Driving safely in winter
Gritting the roads
We spread salt on roads to prevent ice forming on every night when icy or frosty conditions are forecast.
Find out which roads we grit.
Driving in wintry conditions
You should always drive safely for the weather conditions, regardless of whether the road has been gritted or not.
Get advice on how to drive safely in wintry conditions.
Emergency supply kit for your car
You should have an emergency supply kit in your car, in case you break down or get stuck. This should contain:
- A warm coat, extra hat and mittens or gloves
- Suitable winter footwear
- Blanket or sleeping bag
- Torch and extra batteries, or wind up torch
- Shovel, Tow chain or rope
- Windscreen scraper, Jump leads, Mobile phone and batteries
- Battery-powered radio and extra batteries, or wind-up radio
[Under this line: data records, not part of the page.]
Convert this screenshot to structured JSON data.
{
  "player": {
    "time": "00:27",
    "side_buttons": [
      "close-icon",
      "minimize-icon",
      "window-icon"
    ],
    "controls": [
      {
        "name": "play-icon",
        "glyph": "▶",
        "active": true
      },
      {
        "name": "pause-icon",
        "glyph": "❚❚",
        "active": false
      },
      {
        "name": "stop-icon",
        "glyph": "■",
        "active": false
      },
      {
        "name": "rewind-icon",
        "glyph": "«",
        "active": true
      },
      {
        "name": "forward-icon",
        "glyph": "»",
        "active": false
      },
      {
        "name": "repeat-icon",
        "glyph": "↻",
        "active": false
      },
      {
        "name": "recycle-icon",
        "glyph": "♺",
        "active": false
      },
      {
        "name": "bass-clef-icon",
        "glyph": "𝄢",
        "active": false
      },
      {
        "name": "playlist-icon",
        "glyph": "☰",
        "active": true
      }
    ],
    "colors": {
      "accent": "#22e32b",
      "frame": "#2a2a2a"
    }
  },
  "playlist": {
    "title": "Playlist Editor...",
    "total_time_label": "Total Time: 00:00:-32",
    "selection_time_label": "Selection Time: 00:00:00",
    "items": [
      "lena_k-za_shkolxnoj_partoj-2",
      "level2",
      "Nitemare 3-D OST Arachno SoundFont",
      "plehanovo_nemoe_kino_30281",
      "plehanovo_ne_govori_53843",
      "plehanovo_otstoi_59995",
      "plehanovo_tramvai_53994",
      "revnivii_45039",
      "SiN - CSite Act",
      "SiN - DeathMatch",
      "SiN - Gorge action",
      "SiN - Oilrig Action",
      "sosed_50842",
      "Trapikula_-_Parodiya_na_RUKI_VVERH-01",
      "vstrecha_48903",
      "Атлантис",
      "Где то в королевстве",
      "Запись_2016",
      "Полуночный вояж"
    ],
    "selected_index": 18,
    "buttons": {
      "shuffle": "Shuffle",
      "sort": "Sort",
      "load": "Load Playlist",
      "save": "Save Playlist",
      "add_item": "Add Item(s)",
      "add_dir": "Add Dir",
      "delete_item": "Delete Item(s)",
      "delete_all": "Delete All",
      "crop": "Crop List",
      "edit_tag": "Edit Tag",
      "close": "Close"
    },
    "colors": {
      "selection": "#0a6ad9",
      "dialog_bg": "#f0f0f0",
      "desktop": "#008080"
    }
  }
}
Information and advice on how to deal with floods.
Make your home safe for winter
Prepare to survive in your home on your own, without outside help, for at least three days. Assemble a disaster supply kit and be sure to include winter specific items such as rock salt to melt ice and sand to improve traction, snow shovels or other snow removal equipment. Keep a stock of food and extra drinking water.
If your house could be isolated, here is some useful advice:
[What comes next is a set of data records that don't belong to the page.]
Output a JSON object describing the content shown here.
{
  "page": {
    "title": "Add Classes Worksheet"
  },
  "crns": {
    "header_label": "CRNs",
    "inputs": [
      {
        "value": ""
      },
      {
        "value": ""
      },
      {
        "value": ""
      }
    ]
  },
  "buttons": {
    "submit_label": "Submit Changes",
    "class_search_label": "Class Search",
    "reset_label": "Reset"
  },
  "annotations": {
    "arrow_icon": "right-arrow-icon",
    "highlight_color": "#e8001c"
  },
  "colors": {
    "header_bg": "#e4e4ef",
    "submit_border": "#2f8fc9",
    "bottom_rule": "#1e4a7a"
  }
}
- Have sufficient heating fuel, as regular fuel sources may be cut off, as well as emergency heating equipment plus sufficient fuel for it in case electricity is cut off, such as a portable gas fire, a wood burning stove, a fireplace or a kerosene heater.
- Keep all heaters at least three feet from flammable objects. Maintain ventilation when using kerosene heaters to avoid a build-up of toxic fumes and always refuel outside.
- Keep fire extinguishers on hand and make sure everyone in your house knows how to use them. Never burn charcoal indoors.
- Make sure that your walls and attics are well insulated before winter.
- During a storm, listen to the local radio or television for weather reports and emergency information.
- Eat regularly and drink ample fluids, but avoid caffeine and alcohol.
- Dress for the season with several layers of loose fitting, lightweight warm clothing rather than one layer of heavy clothing. The outer layer should be water repellent. Mittens are warmer than gloves. Always wear a hat, most body heat is lost through the top of your head.
- Don’t over-exert yourself when shoveling snow, as it can bring on a heart attack.
- Watch for signs of frostbite: loss of feeling and white or pale appearance in extremities. If symptoms are detected, get medical help immediately.
- Watch for signs of hypothermia: uncontrollable shivering, memory loss, disorientation, incoherence, slurred speech, drowsiness and apparent exhaustion. If symptoms are detected, get the person to a warm location, remove any wet clothing, warm the centre of the body first, and give warm non-alcoholic beverage if victim is conscious. Get medical help as soon as possible.
Clearing ice and snow
Anyone can clear ice and snow from the pavement outside their home or public spaces to prevent trips and falls.
Don't be put off clearing paths because you're afraid someone will get injured. Remember, people walking on snow and ice have a responsibility to be careful themselves. It's unlikely you'll be sued or held legally responsible for any injuries if you have cleared the path carefully.
Tips and advice on clearing ice and snow.
Heatwave: how to cope in hot weather (NHS.UK) (external website).